So ordered.


WILBUR K. MILLER, Circuit Judge (concurring in part and dissenting in part):


In the main, I agree with the majority opinion. But I dissent from the last paragraph in which my colleagues conclude-- erroneously, I think-- to remand for the purpose of giving the plaintiff an opportunity to present additional evidence on proximate cause. They think the trial court's ruling that there was sufficient evidence to form a jury question as to proximate cause, now held to have been incorrect, may have led the plaintiff to refrain from offering further evidence on that issue.


This seems to me to be an inadequate reason for ordering a remand. Regardless of the trial court's ruling that there was sufficient evidence already in the record to raise a jury question as to proximate cause, I think it was incumbent on the plaintiff to make that evidence stronger if he could, and to introduce all the proof of proximate cause which was available. Presumably he did so, and, therefore, I am not in favor of giving him another bite at the cherry. I think we should not remand but reverse outright.


We do not agree with appellant's further claim that the court erred in not finding contributory negligence as a matter of law. See Barstow v. Capital Traction Co., 29 App.D.C. 362, 372-79 (1907); United States v. Benson, 88 U.S.App.D.C. 45, 185 F.2d 995 (1950)


The facts in this paragraph are derived from the parties' stipulation and the uncontroverted portions of the testimony of plaintiff's chief witness, the investigating police officer


The only other evidence for plaintiff was his own testimony about the decedent (including the fact that he was four feet four inches tall), a funeral bill, and two traffic regulations


Before the plaintiff completed his evidence, the judge, outside the presence of the jury, indicated that in his view the violation itself also raised a jury question on proximate cause


'(Counsel for Defendant:) Your Honor, there is no evidence on that and to indulge in that, I think, would be speculation
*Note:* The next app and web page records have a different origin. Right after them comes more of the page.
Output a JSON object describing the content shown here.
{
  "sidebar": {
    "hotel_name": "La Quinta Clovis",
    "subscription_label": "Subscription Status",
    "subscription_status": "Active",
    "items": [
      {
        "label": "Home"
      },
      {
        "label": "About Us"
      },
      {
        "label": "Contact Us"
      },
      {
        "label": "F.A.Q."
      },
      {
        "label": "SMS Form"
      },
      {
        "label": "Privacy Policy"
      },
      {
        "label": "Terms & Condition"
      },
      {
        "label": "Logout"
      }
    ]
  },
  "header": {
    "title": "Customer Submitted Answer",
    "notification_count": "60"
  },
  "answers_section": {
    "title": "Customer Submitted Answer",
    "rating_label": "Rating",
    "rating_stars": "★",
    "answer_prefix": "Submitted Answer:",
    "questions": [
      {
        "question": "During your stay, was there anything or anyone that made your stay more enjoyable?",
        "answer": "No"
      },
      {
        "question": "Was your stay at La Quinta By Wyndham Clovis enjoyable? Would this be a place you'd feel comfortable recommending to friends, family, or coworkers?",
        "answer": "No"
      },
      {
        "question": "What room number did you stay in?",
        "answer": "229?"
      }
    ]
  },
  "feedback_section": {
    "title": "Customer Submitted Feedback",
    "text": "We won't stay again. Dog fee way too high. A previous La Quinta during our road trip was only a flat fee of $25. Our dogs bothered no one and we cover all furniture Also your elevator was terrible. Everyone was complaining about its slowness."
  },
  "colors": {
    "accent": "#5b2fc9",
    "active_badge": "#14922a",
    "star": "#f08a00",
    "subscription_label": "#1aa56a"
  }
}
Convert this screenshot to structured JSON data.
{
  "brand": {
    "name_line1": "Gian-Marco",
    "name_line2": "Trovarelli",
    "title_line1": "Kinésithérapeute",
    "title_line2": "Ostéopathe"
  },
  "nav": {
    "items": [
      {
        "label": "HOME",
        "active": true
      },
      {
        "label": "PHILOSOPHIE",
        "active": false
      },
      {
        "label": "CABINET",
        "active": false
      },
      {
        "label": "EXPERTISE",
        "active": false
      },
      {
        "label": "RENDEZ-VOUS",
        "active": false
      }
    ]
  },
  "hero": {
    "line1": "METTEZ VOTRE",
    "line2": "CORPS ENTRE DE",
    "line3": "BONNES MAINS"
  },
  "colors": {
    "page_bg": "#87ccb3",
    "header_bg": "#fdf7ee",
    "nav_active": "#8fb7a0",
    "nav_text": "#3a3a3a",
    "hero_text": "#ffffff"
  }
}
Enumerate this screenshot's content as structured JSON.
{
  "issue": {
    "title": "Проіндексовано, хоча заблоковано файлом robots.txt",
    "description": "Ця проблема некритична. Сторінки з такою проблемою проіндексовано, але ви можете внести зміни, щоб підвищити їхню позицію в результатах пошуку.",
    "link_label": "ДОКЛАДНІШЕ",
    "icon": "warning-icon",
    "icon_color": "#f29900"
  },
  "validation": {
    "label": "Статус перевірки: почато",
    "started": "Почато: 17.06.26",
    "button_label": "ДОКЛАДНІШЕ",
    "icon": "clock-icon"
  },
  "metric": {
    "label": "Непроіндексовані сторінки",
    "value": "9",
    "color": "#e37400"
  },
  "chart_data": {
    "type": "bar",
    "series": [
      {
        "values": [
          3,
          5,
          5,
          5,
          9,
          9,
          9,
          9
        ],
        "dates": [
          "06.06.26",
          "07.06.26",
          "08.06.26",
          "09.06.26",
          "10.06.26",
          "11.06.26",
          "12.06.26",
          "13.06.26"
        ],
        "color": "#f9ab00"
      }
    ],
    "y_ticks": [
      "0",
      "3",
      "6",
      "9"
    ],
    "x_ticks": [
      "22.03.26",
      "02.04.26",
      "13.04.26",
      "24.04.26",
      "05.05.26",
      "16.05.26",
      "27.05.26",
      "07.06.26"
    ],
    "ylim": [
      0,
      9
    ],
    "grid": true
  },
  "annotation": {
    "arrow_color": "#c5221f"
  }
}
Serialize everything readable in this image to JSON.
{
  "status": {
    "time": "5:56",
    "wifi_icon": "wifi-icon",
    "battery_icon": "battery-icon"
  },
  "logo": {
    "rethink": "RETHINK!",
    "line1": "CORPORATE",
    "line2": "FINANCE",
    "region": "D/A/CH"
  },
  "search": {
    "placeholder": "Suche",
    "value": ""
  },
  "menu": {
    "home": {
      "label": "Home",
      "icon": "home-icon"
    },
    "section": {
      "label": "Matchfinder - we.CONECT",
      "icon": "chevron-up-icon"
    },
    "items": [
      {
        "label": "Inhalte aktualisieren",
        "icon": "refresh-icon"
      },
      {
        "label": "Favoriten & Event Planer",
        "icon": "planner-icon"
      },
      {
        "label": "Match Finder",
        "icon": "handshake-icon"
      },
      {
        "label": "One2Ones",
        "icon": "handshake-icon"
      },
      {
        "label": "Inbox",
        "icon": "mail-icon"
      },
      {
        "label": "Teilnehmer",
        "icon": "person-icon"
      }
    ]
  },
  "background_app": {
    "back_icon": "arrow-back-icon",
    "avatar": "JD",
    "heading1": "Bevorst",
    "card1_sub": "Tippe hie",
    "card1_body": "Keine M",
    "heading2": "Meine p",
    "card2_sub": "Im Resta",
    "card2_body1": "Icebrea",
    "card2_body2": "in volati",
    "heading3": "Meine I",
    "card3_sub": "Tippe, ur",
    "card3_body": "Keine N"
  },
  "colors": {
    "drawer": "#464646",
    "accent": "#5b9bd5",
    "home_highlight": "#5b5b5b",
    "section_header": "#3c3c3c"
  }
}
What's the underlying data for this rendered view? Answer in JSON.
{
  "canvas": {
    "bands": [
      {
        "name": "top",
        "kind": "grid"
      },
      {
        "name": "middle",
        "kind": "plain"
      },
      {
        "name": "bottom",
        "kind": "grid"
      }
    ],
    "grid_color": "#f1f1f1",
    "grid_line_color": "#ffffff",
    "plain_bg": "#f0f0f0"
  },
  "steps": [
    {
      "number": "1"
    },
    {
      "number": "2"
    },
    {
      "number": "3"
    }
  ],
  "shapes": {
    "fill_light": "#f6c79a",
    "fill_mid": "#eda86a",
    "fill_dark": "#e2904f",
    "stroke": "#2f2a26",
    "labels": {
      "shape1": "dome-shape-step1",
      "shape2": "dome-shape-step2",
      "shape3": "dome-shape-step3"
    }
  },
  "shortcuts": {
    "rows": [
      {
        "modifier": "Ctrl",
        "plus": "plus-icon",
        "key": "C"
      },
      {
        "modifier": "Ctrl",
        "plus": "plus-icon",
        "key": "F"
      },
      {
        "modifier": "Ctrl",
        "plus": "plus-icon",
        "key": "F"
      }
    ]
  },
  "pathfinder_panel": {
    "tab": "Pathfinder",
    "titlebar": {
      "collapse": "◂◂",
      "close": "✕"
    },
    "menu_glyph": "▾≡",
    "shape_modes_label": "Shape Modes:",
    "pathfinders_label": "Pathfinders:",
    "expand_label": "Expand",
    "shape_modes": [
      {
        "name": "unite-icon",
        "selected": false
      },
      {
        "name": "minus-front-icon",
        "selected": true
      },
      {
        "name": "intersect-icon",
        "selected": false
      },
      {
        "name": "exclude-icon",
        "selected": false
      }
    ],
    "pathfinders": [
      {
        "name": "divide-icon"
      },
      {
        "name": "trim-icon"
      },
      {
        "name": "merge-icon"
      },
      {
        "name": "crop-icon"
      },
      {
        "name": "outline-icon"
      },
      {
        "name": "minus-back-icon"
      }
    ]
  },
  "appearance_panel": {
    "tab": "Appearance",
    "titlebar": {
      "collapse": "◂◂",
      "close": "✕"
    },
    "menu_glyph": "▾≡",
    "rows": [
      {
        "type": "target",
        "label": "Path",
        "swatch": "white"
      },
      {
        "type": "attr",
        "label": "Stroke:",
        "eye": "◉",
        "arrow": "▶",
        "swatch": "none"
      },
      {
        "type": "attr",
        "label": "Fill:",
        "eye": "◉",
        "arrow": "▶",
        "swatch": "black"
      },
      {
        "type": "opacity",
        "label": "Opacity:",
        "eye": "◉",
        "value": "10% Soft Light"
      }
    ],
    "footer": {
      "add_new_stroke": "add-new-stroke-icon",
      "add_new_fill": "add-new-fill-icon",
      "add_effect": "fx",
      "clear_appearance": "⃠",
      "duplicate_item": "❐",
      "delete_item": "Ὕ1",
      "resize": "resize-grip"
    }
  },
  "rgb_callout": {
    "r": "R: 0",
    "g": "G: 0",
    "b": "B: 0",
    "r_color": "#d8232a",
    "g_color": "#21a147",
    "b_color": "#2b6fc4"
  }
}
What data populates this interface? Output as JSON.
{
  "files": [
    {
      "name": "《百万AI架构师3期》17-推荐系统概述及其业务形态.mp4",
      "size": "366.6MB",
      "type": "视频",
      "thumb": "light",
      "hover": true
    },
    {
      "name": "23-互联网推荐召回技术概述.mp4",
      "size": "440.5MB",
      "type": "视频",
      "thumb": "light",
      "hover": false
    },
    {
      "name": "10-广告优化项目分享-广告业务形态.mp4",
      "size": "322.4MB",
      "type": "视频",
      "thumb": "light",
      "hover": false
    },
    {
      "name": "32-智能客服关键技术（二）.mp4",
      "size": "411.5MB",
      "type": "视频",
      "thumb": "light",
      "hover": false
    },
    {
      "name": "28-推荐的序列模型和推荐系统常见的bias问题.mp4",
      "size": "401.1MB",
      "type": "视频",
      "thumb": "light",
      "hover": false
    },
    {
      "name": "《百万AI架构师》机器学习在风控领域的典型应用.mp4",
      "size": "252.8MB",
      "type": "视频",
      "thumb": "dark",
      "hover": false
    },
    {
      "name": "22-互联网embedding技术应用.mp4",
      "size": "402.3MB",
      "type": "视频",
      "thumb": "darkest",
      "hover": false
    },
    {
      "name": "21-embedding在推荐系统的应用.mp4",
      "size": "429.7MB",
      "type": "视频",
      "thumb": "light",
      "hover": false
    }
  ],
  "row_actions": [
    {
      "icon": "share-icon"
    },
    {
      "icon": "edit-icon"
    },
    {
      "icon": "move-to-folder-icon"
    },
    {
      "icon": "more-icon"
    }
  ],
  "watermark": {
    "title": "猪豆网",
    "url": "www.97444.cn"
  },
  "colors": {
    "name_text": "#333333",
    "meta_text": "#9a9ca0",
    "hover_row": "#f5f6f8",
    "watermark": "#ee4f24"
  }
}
'The Court: No, you do not have to have evidence to show-- that is a matter of common knowledge; in fact, it is an ordinary matter of physics that a vehicle going very fast will strike an object with much greater force than a vehicle going very slowly.'


See Richardson v. Gregory, 108 U.S.App.D.C. 263, 266-67, 281 F.2d 626, 629-30 (1960); Warren v. Haines, 126 F.2d 160, 162 (3d Cir.), cert. denied, 316 U.S. 688, 62 S.Ct. 1279, 86 L.Ed. 1760 (1942)


See Underwood v. Fultz, 331 P.2d 375, 378-79 (Okl.1958); Davis v. Brooks Transp. Co., 186 F.Supp. 366, 368 (D.C.Del. 1960)